Material shown:
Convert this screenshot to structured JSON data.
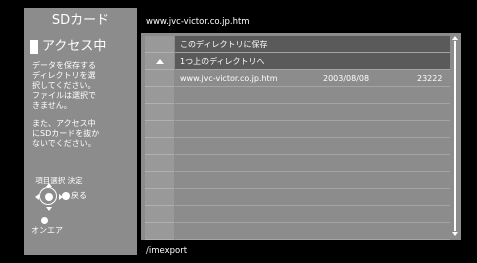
{
  "left_panel": {
    "title": "SDカード",
    "status": "アクセス中",
    "help_text_1": "データを保存する\nディレクトリを選\n択してください。\nファイルは選択で\nきません。",
    "help_text_2": "また、アクセス中\nにSDカードを抜か\nないでください。",
    "controls_label": "項目選択 決定",
    "back_label": "戻る",
    "onair_label": "オンエア"
  },
  "url_bar": {
    "text": "www.jvc-victor.co.jp.htm"
  },
  "file_list": {
    "rows": [
      {
        "name": "このディレクトリに保存",
        "date": "",
        "size": "",
        "selected": true,
        "icon": ""
      },
      {
        "name": "1つ上のディレクトリへ",
        "date": "",
        "size": "",
        "selected": true,
        "icon": "up-arrow-icon"
      },
      {
        "name": "www.jvc-victor.co.jp.htm",
        "date": "2003/08/08",
        "size": "23222",
        "selected": false,
        "icon": ""
      }
    ],
    "empty_rows": 9
  },
  "path_bar": {
    "text": "/imexport"
  },
  "colors": {
    "panel": "#8c8c8c",
    "selected_row": "#5a5a5a",
    "bars": "#000000",
    "text": "#ffffff"
  }
}
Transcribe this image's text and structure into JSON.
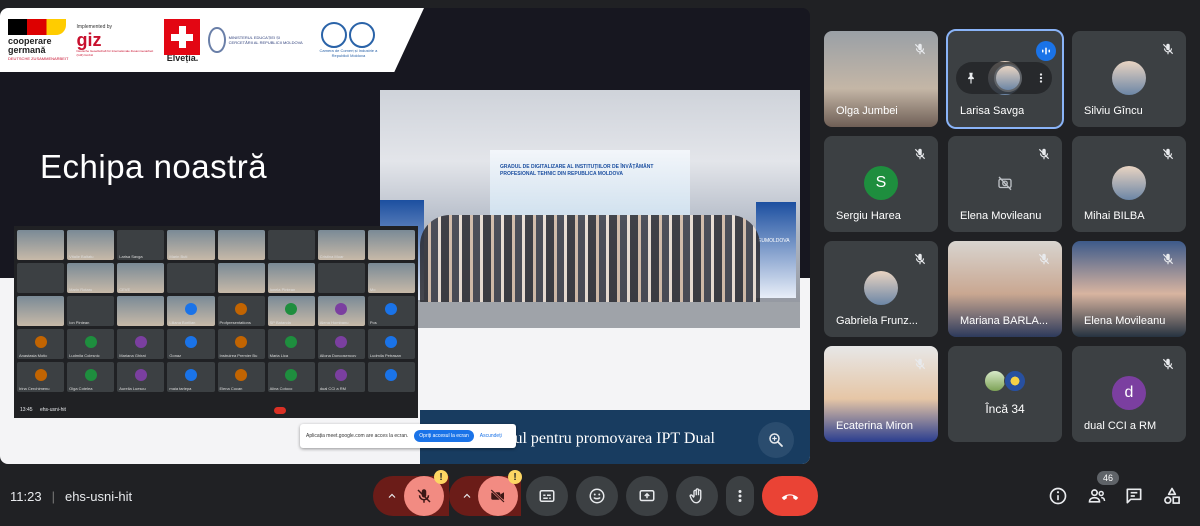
{
  "slide": {
    "title": "Echipa noastră",
    "logos": {
      "coop_line1": "cooperare",
      "coop_line2": "germană",
      "coop_line3": "DEUTSCHE ZUSAMMENARBEIT",
      "implemented": "Implemented by",
      "giz": "giz",
      "giz_sub": "Deutsche Gesellschaft für Internationale Zusammenarbeit (GIZ) GmbH",
      "swiss": "Elveția.",
      "ministry": "MINISTERUL EDUCAȚIEI ȘI CERCETĂRII AL REPUBLICII MOLDOVA",
      "chamber": "Camera de Comerț și Industrie a Republicii Moldova"
    },
    "photo_banner": "GRADUL DE DIGITALIZARE AL INSTITUȚIILOR DE ÎNVĂȚĂMÂNT PROFESIONAL TEHNIC DIN REPUBLICA MOLDOVA",
    "photo_rollup": "EUMOLDOVA",
    "footer_text": "tul pentru promovarea IPT Dual",
    "share_notice": {
      "message": "Aplicația meet.google.com are acces la ecran.",
      "stop_label": "Opriți accesul la ecran",
      "hide_label": "Ascundeți"
    },
    "mini_grid": {
      "names": [
        "",
        "Vitalie Baltatu",
        "Larisa Savga",
        "Marin Buti",
        "",
        "",
        "Cristina Moar",
        "",
        "",
        "Marin Rotaru",
        "CEVE",
        "",
        "",
        "Ionela Pintean",
        "",
        "Mo",
        "",
        "Ion Pintean",
        "",
        "Liliana Borilian",
        "Profpresentations",
        "SP Batanda",
        "Alena Hombanu",
        "Pos",
        "Anastasia Motic",
        "Ludmila Colesnic",
        "Mariana Ghirat",
        "Gonaz",
        "Instruirea Premier Bu",
        "Maria Lica",
        "Allona Doncosencov",
        "Ludmila Petrasan",
        "Irina Cerchimenu",
        "Olga Cotelea",
        "Aurelia Luescu",
        "maia tarlepa",
        "Elena Cocan",
        "Alina Cotoco",
        "dual CCI a RM",
        ""
      ],
      "clock": "13:45",
      "code": "ehs-usni-hit"
    }
  },
  "participants": [
    {
      "name": "Olga Jumbei",
      "type": "video",
      "muted": true
    },
    {
      "name": "Larisa Savga",
      "type": "photo",
      "muted": false,
      "speaking": true,
      "active": true
    },
    {
      "name": "Silviu Gîncu",
      "type": "photo",
      "muted": true
    },
    {
      "name": "Sergiu Harea",
      "type": "letter",
      "letter": "S",
      "color": "#1e8e3e",
      "muted": true
    },
    {
      "name": "Elena Movileanu",
      "type": "camoff",
      "muted": true
    },
    {
      "name": "Mihai BILBA",
      "type": "photo",
      "muted": true
    },
    {
      "name": "Gabriela Frunz...",
      "type": "photo",
      "muted": true
    },
    {
      "name": "Mariana BARLA...",
      "type": "video",
      "muted": true
    },
    {
      "name": "Elena Movileanu",
      "type": "video",
      "muted": true
    },
    {
      "name": "Ecaterina Miron",
      "type": "video",
      "muted": true
    },
    {
      "name": "Încă 34",
      "type": "more"
    },
    {
      "name": "dual CCI a RM",
      "type": "letter",
      "letter": "d",
      "color": "#7b3fa0",
      "muted": true
    }
  ],
  "meeting": {
    "clock": "11:23",
    "code": "ehs-usni-hit",
    "participant_count": "46"
  },
  "colors": {
    "end_call": "#ea4335",
    "accent": "#8ab4f8",
    "control_bg": "#3c4043"
  }
}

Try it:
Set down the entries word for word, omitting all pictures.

Exercise result:
Convert this screenshot to structured JSON data.
{
  "left_panel": {
    "title": "SDカード",
    "status": "アクセス中",
    "help_text_1": "データを保存する\nディレクトリを選\n択してください。\nファイルは選択で\nきません。",
    "help_text_2": "また、アクセス中\nにSDカードを抜か\nないでください。",
    "controls_label": "項目選択 決定",
    "back_label": "戻る",
    "onair_label": "オンエア"
  },
  "url_bar": {
    "text": "www.jvc-victor.co.jp.htm"
  },
  "file_list": {
    "rows": [
      {
        "name": "このディレクトリに保存",
        "date": "",
        "size": "",
        "selected": true,
        "icon": ""
      },
      {
        "name": "1つ上のディレクトリへ",
        "date": "",
        "size": "",
        "selected": true,
        "icon": "up-arrow-icon"
      },
      {
        "name": "www.jvc-victor.co.jp.htm",
        "date": "2003/08/08",
        "size": "23222",
        "selected": false,
        "icon": ""
      }
    ],
    "empty_rows": 9
  },
  "path_bar": {
    "text": "/imexport"
  },
  "colors": {
    "panel": "#8c8c8c",
    "selected_row": "#5a5a5a",
    "bars": "#000000",
    "text": "#ffffff"
  }
}
Transcribe this image's text and structure into JSON.
{
  "slide": {
    "title": "Echipa noastră",
    "logos": {
      "coop_line1": "cooperare",
      "coop_line2": "germană",
      "coop_line3": "DEUTSCHE ZUSAMMENARBEIT",
      "implemented": "Implemented by",
      "giz": "giz",
      "giz_sub": "Deutsche Gesellschaft für Internationale Zusammenarbeit (GIZ) GmbH",
      "swiss": "Elveția.",
      "ministry": "MINISTERUL EDUCAȚIEI ȘI CERCETĂRII AL REPUBLICII MOLDOVA",
      "chamber": "Camera de Comerț și Industrie a Republicii Moldova"
    },
    "photo_banner": "GRADUL DE DIGITALIZARE AL INSTITUȚIILOR DE ÎNVĂȚĂMÂNT PROFESIONAL TEHNIC DIN REPUBLICA MOLDOVA",
    "photo_rollup": "EUMOLDOVA",
    "footer_text": "tul pentru promovarea IPT Dual",
    "share_notice": {
      "message": "Aplicația meet.google.com are acces la ecran.",
      "stop_label": "Opriți accesul la ecran",
      "hide_label": "Ascundeți"
    },
    "mini_grid": {
      "names": [
        "",
        "Vitalie Baltatu",
        "Larisa Savga",
        "Marin Buti",
        "",
        "",
        "Cristina Moar",
        "",
        "",
        "Marin Rotaru",
        "CEVE",
        "",
        "",
        "Ionela Pintean",
        "",
        "Mo",
        "",
        "Ion Pintean",
        "",
        "Liliana Borilian",
        "Profpresentations",
        "SP Batanda",
        "Alena Hombanu",
        "Pos",
        "Anastasia Motic",
        "Ludmila Colesnic",
        "Mariana Ghirat",
        "Gonaz",
        "Instruirea Premier Bu",
        "Maria Lica",
        "Allona Doncosencov",
        "Ludmila Petrasan",
        "Irina Cerchimenu",
        "Olga Cotelea",
        "Aurelia Luescu",
        "maia tarlepa",
        "Elena Cocan",
        "Alina Cotoco",
        "dual CCI a RM",
        ""
      ],
      "clock": "13:45",
      "code": "ehs-usni-hit"
    }
  },
  "participants": [
    {
      "name": "Olga Jumbei",
      "type": "video",
      "muted": true
    },
    {
      "name": "Larisa Savga",
      "type": "photo",
      "muted": false,
      "speaking": true,
      "active": true
    },
    {
      "name": "Silviu Gîncu",
      "type": "photo",
      "muted": true
    },
    {
      "name": "Sergiu Harea",
      "type": "letter",
      "letter": "S",
      "color": "#1e8e3e",
      "muted": true
    },
    {
      "name": "Elena Movileanu",
      "type": "camoff",
      "muted": true
    },
    {
      "name": "Mihai BILBA",
      "type": "photo",
      "muted": true
    },
    {
      "name": "Gabriela Frunz...",
      "type": "photo",
      "muted": true
    },
    {
      "name": "Mariana BARLA...",
      "type": "video",
      "muted": true
    },
    {
      "name": "Elena Movileanu",
      "type": "video",
      "muted": true
    },
    {
      "name": "Ecaterina Miron",
      "type": "video",
      "muted": true
    },
    {
      "name": "Încă 34",
      "type": "more"
    },
    {
      "name": "dual CCI a RM",
      "type": "letter",
      "letter": "d",
      "color": "#7b3fa0",
      "muted": true
    }
  ],
  "meeting": {
    "clock": "11:23",
    "code": "ehs-usni-hit",
    "participant_count": "46"
  },
  "colors": {
    "end_call": "#ea4335",
    "accent": "#8ab4f8",
    "control_bg": "#3c4043"
  }
}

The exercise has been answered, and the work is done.